### PROBLEM DESCRIPTION
What is needed here is a word-for-word copy of all the entries below.

### STORED DATA
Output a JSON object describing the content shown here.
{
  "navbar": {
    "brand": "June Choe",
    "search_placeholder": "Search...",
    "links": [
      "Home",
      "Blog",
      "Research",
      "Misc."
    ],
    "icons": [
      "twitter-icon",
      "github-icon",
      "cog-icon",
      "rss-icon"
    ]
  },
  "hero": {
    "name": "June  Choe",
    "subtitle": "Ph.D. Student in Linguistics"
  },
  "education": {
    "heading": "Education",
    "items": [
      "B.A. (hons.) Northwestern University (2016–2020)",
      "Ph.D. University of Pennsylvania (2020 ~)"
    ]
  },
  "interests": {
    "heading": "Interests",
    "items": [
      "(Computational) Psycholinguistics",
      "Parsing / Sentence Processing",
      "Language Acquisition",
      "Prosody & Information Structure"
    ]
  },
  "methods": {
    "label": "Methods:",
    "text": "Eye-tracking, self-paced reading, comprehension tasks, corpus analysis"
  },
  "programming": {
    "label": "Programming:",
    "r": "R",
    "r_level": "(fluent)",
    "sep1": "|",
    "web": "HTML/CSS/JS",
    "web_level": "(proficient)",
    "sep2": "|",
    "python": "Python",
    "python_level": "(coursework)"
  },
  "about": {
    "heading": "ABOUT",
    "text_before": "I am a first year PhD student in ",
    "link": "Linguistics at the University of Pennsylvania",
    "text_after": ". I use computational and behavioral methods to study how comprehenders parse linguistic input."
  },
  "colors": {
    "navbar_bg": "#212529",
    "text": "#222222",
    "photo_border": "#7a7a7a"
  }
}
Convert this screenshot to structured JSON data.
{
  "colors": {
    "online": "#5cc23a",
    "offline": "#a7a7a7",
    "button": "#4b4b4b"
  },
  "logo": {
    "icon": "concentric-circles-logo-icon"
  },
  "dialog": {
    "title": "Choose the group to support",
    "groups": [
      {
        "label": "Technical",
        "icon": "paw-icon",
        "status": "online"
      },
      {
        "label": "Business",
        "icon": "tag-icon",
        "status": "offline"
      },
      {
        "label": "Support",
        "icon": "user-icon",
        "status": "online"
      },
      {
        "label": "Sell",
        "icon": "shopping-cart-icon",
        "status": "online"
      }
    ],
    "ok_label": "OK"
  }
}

### ANSWER TO THE EXERCISE
Output a JSON object describing the content shown here.
{
  "navbar": {
    "brand": "June Choe",
    "search_placeholder": "Search...",
    "links": [
      "Home",
      "Blog",
      "Research",
      "Misc."
    ],
    "icons": [
      "twitter-icon",
      "github-icon",
      "cog-icon",
      "rss-icon"
    ]
  },
  "hero": {
    "name": "June  Choe",
    "subtitle": "Ph.D. Student in Linguistics"
  },
  "education": {
    "heading": "Education",
    "items": [
      "B.A. (hons.) Northwestern University (2016–2020)",
      "Ph.D. University of Pennsylvania (2020 ~)"
    ]
  },
  "interests": {
    "heading": "Interests",
    "items": [
      "(Computational) Psycholinguistics",
      "Parsing / Sentence Processing",
      "Language Acquisition",
      "Prosody & Information Structure"
    ]
  },
  "methods": {
    "label": "Methods:",
    "text": "Eye-tracking, self-paced reading, comprehension tasks, corpus analysis"
  },
  "programming": {
    "label": "Programming:",
    "r": "R",
    "r_level": "(fluent)",
    "sep1": "|",
    "web": "HTML/CSS/JS",
    "web_level": "(proficient)",
    "sep2": "|",
    "python": "Python",
    "python_level": "(coursework)"
  },
  "about": {
    "heading": "ABOUT",
    "text_before": "I am a first year PhD student in ",
    "link": "Linguistics at the University of Pennsylvania",
    "text_after": ". I use computational and behavioral methods to study how comprehenders parse linguistic input."
  },
  "colors": {
    "navbar_bg": "#212529",
    "text": "#222222",
    "photo_border": "#7a7a7a"
  }
}
Convert this screenshot to structured JSON data.
{
  "colors": {
    "online": "#5cc23a",
    "offline": "#a7a7a7",
    "button": "#4b4b4b"
  },
  "logo": {
    "icon": "concentric-circles-logo-icon"
  },
  "dialog": {
    "title": "Choose the group to support",
    "groups": [
      {
        "label": "Technical",
        "icon": "paw-icon",
        "status": "online"
      },
      {
        "label": "Business",
        "icon": "tag-icon",
        "status": "offline"
      },
      {
        "label": "Support",
        "icon": "user-icon",
        "status": "online"
      },
      {
        "label": "Sell",
        "icon": "shopping-cart-icon",
        "status": "online"
      }
    ],
    "ok_label": "OK"
  }
}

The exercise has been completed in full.